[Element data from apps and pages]
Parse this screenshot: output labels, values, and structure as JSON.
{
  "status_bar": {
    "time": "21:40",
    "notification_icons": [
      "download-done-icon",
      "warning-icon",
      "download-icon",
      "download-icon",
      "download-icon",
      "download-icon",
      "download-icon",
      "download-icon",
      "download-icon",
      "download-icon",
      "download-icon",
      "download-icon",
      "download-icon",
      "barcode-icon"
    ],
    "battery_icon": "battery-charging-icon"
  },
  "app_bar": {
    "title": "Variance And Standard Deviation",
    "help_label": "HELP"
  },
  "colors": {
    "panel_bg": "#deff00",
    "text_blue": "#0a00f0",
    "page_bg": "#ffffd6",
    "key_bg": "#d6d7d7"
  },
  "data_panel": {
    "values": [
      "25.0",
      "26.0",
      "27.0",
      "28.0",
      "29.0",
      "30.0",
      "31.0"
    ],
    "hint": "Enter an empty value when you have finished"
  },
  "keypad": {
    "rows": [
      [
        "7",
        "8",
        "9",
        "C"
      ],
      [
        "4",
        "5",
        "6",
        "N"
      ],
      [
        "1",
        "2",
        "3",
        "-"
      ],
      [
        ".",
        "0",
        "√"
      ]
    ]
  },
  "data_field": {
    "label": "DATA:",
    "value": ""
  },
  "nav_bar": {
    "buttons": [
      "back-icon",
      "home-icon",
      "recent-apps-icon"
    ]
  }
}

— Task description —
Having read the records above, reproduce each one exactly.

— Your response —
Parse this screenshot: output labels, values, and structure as JSON.
{
  "status_bar": {
    "time": "21:40",
    "notification_icons": [
      "download-done-icon",
      "warning-icon",
      "download-icon",
      "download-icon",
      "download-icon",
      "download-icon",
      "download-icon",
      "download-icon",
      "download-icon",
      "download-icon",
      "download-icon",
      "download-icon",
      "download-icon",
      "barcode-icon"
    ],
    "battery_icon": "battery-charging-icon"
  },
  "app_bar": {
    "title": "Variance And Standard Deviation",
    "help_label": "HELP"
  },
  "colors": {
    "panel_bg": "#deff00",
    "text_blue": "#0a00f0",
    "page_bg": "#ffffd6",
    "key_bg": "#d6d7d7"
  },
  "data_panel": {
    "values": [
      "25.0",
      "26.0",
      "27.0",
      "28.0",
      "29.0",
      "30.0",
      "31.0"
    ],
    "hint": "Enter an empty value when you have finished"
  },
  "keypad": {
    "rows": [
      [
        "7",
        "8",
        "9",
        "C"
      ],
      [
        "4",
        "5",
        "6",
        "N"
      ],
      [
        "1",
        "2",
        "3",
        "-"
      ],
      [
        ".",
        "0",
        "√"
      ]
    ]
  },
  "data_field": {
    "label": "DATA:",
    "value": ""
  },
  "nav_bar": {
    "buttons": [
      "back-icon",
      "home-icon",
      "recent-apps-icon"
    ]
  }
}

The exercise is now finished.